**TASK DETAILS**
All of the entries below are to be repeated word for word.

**RECORDED INFORMATION**
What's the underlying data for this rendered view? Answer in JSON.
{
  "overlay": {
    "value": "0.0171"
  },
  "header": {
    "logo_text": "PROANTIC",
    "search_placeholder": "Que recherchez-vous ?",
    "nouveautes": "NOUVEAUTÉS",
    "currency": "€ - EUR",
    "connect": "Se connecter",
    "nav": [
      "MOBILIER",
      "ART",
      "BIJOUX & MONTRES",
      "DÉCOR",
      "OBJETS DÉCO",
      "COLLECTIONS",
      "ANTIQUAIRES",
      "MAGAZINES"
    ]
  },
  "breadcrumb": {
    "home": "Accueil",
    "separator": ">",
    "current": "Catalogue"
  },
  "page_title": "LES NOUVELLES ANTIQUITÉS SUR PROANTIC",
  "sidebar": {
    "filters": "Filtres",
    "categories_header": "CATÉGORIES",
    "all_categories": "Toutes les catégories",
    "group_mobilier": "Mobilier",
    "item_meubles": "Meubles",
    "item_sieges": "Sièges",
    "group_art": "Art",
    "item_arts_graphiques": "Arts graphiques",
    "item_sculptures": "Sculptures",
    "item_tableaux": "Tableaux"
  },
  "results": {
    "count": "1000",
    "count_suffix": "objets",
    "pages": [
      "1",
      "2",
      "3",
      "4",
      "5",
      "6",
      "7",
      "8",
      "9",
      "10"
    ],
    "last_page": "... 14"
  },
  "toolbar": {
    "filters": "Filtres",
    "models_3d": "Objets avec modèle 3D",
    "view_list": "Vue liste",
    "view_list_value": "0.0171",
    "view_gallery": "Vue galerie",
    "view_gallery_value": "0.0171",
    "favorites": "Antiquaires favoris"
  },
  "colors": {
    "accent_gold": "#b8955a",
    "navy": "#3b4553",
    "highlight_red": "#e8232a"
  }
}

**SOLVED PROBLEM**
What's the underlying data for this rendered view? Answer in JSON.
{
  "overlay": {
    "value": "0.0171"
  },
  "header": {
    "logo_text": "PROANTIC",
    "search_placeholder": "Que recherchez-vous ?",
    "nouveautes": "NOUVEAUTÉS",
    "currency": "€ - EUR",
    "connect": "Se connecter",
    "nav": [
      "MOBILIER",
      "ART",
      "BIJOUX & MONTRES",
      "DÉCOR",
      "OBJETS DÉCO",
      "COLLECTIONS",
      "ANTIQUAIRES",
      "MAGAZINES"
    ]
  },
  "breadcrumb": {
    "home": "Accueil",
    "separator": ">",
    "current": "Catalogue"
  },
  "page_title": "LES NOUVELLES ANTIQUITÉS SUR PROANTIC",
  "sidebar": {
    "filters": "Filtres",
    "categories_header": "CATÉGORIES",
    "all_categories": "Toutes les catégories",
    "group_mobilier": "Mobilier",
    "item_meubles": "Meubles",
    "item_sieges": "Sièges",
    "group_art": "Art",
    "item_arts_graphiques": "Arts graphiques",
    "item_sculptures": "Sculptures",
    "item_tableaux": "Tableaux"
  },
  "results": {
    "count": "1000",
    "count_suffix": "objets",
    "pages": [
      "1",
      "2",
      "3",
      "4",
      "5",
      "6",
      "7",
      "8",
      "9",
      "10"
    ],
    "last_page": "... 14"
  },
  "toolbar": {
    "filters": "Filtres",
    "models_3d": "Objets avec modèle 3D",
    "view_list": "Vue liste",
    "view_list_value": "0.0171",
    "view_gallery": "Vue galerie",
    "view_gallery_value": "0.0171",
    "favorites": "Antiquaires favoris"
  },
  "colors": {
    "accent_gold": "#b8955a",
    "navy": "#3b4553",
    "highlight_red": "#e8232a"
  }
}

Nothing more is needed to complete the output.